(c) Copyright PWxyz, LLC. All rights reserved
Review by Library Journal Review

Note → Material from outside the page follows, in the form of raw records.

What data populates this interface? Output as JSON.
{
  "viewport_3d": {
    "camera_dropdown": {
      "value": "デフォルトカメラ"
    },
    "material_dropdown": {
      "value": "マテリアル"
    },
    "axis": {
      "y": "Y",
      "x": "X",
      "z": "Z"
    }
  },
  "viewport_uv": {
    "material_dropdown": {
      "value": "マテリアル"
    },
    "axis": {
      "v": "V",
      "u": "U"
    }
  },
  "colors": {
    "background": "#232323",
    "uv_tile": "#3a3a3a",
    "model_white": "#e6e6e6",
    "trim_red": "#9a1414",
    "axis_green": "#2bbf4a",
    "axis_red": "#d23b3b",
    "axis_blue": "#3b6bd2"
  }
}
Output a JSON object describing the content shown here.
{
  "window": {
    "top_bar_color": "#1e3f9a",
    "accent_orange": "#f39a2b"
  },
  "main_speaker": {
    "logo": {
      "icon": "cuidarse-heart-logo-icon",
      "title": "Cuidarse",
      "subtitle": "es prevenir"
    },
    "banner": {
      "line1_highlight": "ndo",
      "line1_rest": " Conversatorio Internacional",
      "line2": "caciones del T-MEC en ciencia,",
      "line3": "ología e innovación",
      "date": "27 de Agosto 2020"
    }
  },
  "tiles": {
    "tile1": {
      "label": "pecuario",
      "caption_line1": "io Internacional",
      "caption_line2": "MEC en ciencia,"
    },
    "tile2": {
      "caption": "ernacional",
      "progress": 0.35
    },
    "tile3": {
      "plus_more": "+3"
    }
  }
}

The narrative of Robert Coombes, a 13- year-old who killed his mother in 1895, offers a fascinating glimpse into Victorian and post-Victorian life in England and Australia. School systems, sporting events, news coverage, the penal system, and the Victorians' appetite for sensationalism are all revealed in the early segments of this story. Summer-scale thoroughly researched news accounts, court records, institutional histories, and military data of the day. Coombes was tried for his mother's murder and sentenced to detention in the Broadmoor asylum, the same institution that concurrently housed Dr. W.C. Minor, one of the major contributors to the Oxford English Dictionary. Coombes thrived at Broadmoor, a surprisingly humane institution, and when he was older, he was declared to have been cured and released. He immigrated to Australia, distinguished himself during combat in World War I, and lived out a quiet life Down Under. Connie James's British accent helps immerse the listener in the setting. Verdict Victorian England unfolds realistically in this gruesome tale of matricide. Though the driving force behind the work is a search for Coombes's motivation, listeners will also learn a great deal about society at the turn of the 20th century. ["For true crime readers, history buffs, and fans of the grittier side of Victorian life": LJ 6/1/16 review of the Penguin hc.]-Ann Weber, Los Gatos, CA © Copyright 2016. Library Journals LLC, a wholly owned subsidiary of Media Source, Inc. No redistribution permitted.

(c) Copyright Library Journals LLC, a wholly owned subsidiary of Media Source, Inc. No redistribution permitted.
Review by Kirkus Book Review

An investigation of a late-19th-century crime in which a 13-year-old boy murdered his mother.In the summer of 1895, Robert Coombes stabbed his mother, and he and his brother, 12-year-old Nattie, stole her money and took off to watch the local cricket match. Their father was a ship's steward, kind and caring but often absent. Leaving their mother's body upstairs in her bed, the boys enlisted the aid of John Fox, a fellow from the docks who had done odd jobs for their parents. With a look at late-19th-century social mores, the availability and quality of education, and the poor state of psychological help, former Daily Telegraph literary editor Summerscale (Mrs. Robinson's Disgrace: The Private Diary of a Victorian Lady, 2012, etc.) exposes how the young killer's mind worked. Robert, an excellent student, was a voracious reader of the penny dreadfuls, adventure books aimed at the young. He was eccentric, morbid, prone to terrible headaches and periods of withdrawal, and obsessed with ghastly murderers. His mother comes off as a harridan: she often beat the boys, including once for stealing food (she often didn't feed them), and she even threw knives at Nattie, who seems to have been oblivious to the direness of the facts but followed Robert without questions. After two weeks, the body was discovered in an advanced state of decay. The trial process was quick and fair, and Robert was remanded to the notorious insane asylum Broadmoor, where he was put in the gentlemen's wing. The author explains the surprisingly kind treatment there, and she follows Robert's transfer to a Salvation Army colony and move to Australia, where he finally found the adventures he had dreamed about. This well-written story is not so much a true-crime tale or murder mystery as an excellent sociological study of turn-of-the-20th-century England. Copyright Kirkus Reviews, used with permission.

Copyright (c) Kirkus Reviews, used with permission.